So signing with a very new/ junior agent seems like a perfectly fine thing to do if that agent is embedded within a good agency and they are a good fit for your book. Do you think it matters if that particular agency as one (or, um, more than one) other agent/s who are more senior who already rejected your book? I ask because I know junior agents rely on the mentoring and connections of more senior agents as they start getting into the biz. But does this create an awkward or potentially bad situation for the author if other senior agents are familiar with the work and didn't like it?
You have fallen prey to one of the worst (and totally wrong) assumptions in publishing: rejection means the agent didn't like it.
I reject good and publishable work Every Single Day.
Let me say that again this time with feeling: I pass on good and publishable work Every Single Day. Work that goes on to find an agent and get published and win prizes.

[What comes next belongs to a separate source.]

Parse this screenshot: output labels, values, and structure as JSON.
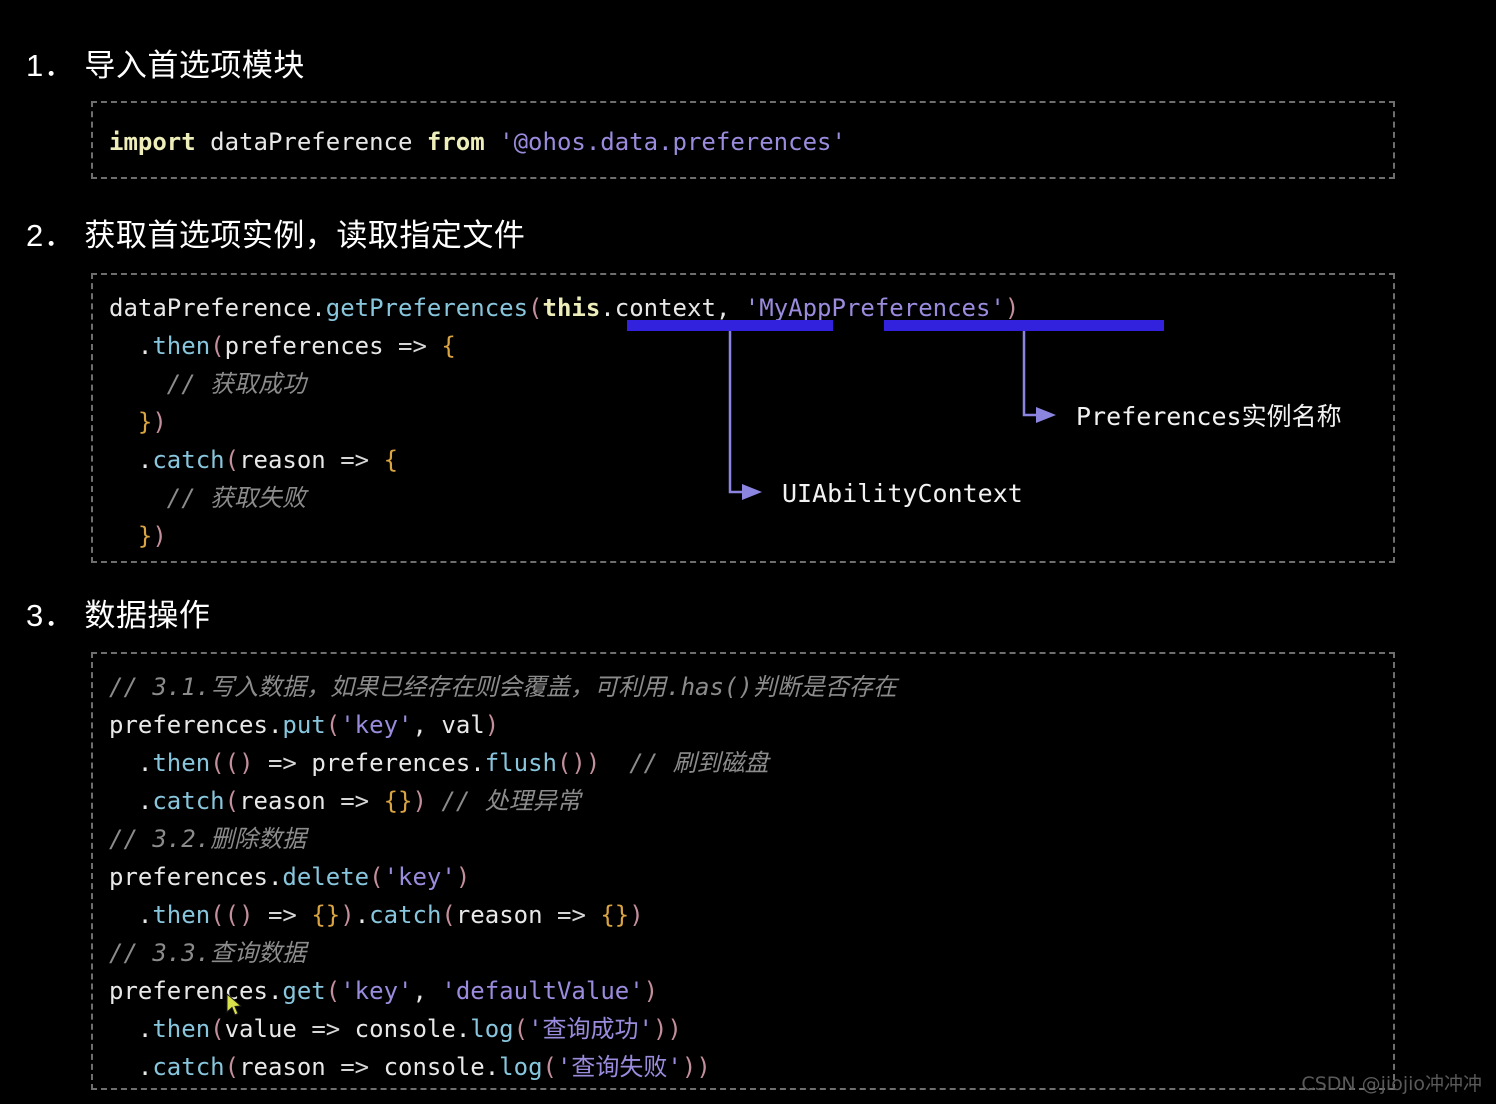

Repeat after me: rejection only means no, nothing else.
Thus, a more senior agent might have passed on your work for any number of reasons that have nothing to do with the caliber of the writing, let alone whether s/he liked it.
Some of the reasons I pass on good and publishable work EVERY SINGLE DAY:
1. I have a project that's similar
2. It's not one of my strongest categories
3. I've just signed a new client and I'm hesitant to take on more work just now (that happens a lot)
Some of the reasons I pass on work that other agents might take on:
4. It needs more editorial work than I want to spend time on
Thus, you should now intuit the answer to your question,
But does this create an awkward or potentially bad situation for the author if other senior agents are familiar with the work
but in case your frozen intuition whiskers have not yet melted after all my hot air and arm-waving: